Jupiter: full 996px
(polar)
134 PD NASA / JPL / University of Arizona
[Includes shadow of Europa.]
Saturn Saturn: full 1555px
(polar)
69.9 PD NASA / JPL / Space Science Institute
[Includes Titan and several smaller moons.]
Saturn: gibbous 3186px
(equator)
37.8 PD NASA / JPL / Space Science Institute
[High resolution, but top hemisphere substantially shadowed.]
Saturn: backlit 428px
(polar)
254 PD NASA / JPL / Space Science Institute
[Less practical for my purposes, but astoundingly beautiful. And Earth is visible just above the bright rings on the left! Awesome!]
Uranus Uranus: almost full 722px 69.8 PD NASA / JPL
[I increased this image's saturation and contrast a bit for the poster, since it was less vivid than most that I've seen.]
Uranus: full 476px 106 PD NASA / JPL / STScI
[The pixelated bands here are probably not clouds but just brighter sunlight. The other image on the NASA page (taken with a narrow color filter) shows the actual cloud band direction.]
Uranus: full 696px 72.4 PD NASA / JPL / STScI
[False color using Hubble's IR camera, but shows the planet's tilt, cloud features, rings, and many moons. Almost worth the false color.]
Neptune Neptune: full 1912px
(polar)
25.6 PD NASA / JPL
Object Image Diameter km/px License Image credit [and notes]

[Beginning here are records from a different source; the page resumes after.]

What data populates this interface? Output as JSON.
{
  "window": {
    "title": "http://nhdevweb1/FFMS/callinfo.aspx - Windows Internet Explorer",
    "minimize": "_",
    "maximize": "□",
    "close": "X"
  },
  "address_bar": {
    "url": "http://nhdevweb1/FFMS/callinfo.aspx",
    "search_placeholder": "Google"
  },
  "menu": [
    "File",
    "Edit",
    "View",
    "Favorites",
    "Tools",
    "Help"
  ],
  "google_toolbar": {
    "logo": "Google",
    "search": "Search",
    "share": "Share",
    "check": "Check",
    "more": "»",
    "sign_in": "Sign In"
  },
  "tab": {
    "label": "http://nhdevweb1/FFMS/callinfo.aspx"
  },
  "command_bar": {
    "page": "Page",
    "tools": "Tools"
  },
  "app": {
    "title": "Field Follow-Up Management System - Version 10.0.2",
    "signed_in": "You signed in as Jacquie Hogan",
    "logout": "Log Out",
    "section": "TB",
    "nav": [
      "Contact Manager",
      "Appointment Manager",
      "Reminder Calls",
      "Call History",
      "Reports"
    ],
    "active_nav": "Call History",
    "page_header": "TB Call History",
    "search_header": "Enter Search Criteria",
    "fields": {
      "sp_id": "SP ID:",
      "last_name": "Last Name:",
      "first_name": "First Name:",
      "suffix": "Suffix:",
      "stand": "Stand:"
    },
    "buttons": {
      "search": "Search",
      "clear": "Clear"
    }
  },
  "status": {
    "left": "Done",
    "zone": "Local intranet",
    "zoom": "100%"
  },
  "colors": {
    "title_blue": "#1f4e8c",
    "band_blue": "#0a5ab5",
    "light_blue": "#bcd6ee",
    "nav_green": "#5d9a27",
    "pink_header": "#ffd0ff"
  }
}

If I'm really inspired at some point, I'll add the dwarf planets and moons to this list, too. [Here's a good picture of Earth's moon that actually has an explicit NASA credit and is thus (as far as I can tell) governed by the NASA image use policy.]


Up to my teaching page.
Up to my professional page.
My personal site is also available.

Any questions or comments? Write to me: JensenS@Alma.edu
Copyright © 2012 by Steuard Jensen.